Boredroom News: You’ve written previously that one of the core function of the office will be to provide basic preventive measures for future viral outbreaks.
MAY: That’s absolutely correct; not only will office managers respond to this pandemic, but to the potentiality of the next one as well. That’s where a little prognostication comes into play. We firmly believe that a strategic stockpile of masks, gloves, and Sunkist orange soda will be “must haves” for anyone returning to the office.
BRN: Sunkist? Just for the fluids, right?
MAY: No, of course not. But I do have on good authority (my lawyer’s cousin’s son went to Frisch with Jared Kushner) that the U. S. Surgeon General will be directed soon to add Sunkist to the list of approved treatments, along with hydroxychloroquine. However, at least Sunkist probably won’t make the virus any worse…
BRN: Ok, so we’ll all have cans of Sunkist with us, but where are we going to sit? I’m not comfortable with anyone closer than a fathom to me for a while.
MAY: Yes, and that’s where the virus will make us change more than just our behaviors; it will literally reshape our reality. What we propose to any company with more than nine employees per acre is a radical re-invention of the cubicle — the tesseracticle. A smaller, personalized 4-dimentional hypercube that not only protects from the physical threat of Coronavirus, but the impossible geometry also prevents the underlying concept of cause-and-effect to even exist. We’ve found that a typical tesseracticle build-out for a modern office can save a company hundreds of thousands of dollars by trapping employees outside the ravages of space and time.
BRN: What about masks?
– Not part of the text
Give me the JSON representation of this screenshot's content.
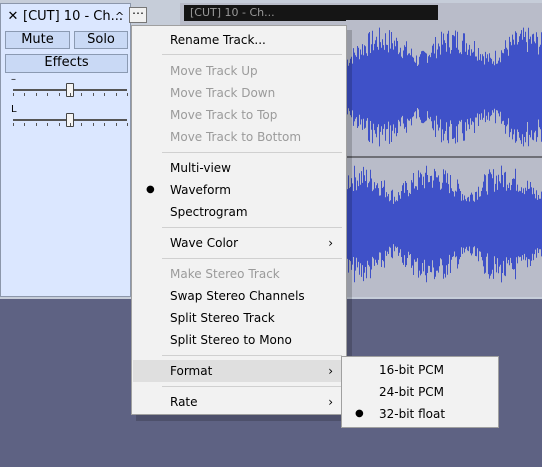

Is every meeting from now on in full masks and gloves just to use a conference room?
MAY: Of-fucking-course everyone will need a mask and gloves on at all times. However, there will be unintended consequences as well; modern office workers will need to carry professional-grade bear mace at all times, regardless of proximity to known bear habitats.
BRN: I assume you’ll tell me why…
MAY: F-E-A-R, fear! The bears, apex predators they are, can smell the fear that humans signal they have for the coronavirus when they wear a mask; it’s just science. The bears, not susceptible to the virus itself due to divine intervention, will foist themselves into the fear-addled office building in search of tasty treats inside.
[The interview fell silent for two hours, thirty-seven minutes]
BRN: Is there anything else that the ‘New Normal’ office should have?
MAY: If anything, I’d say an overwhelming, yet entirely-false, sense of security is another must-have. Without it, you’d probably be better off working from home for the next decade.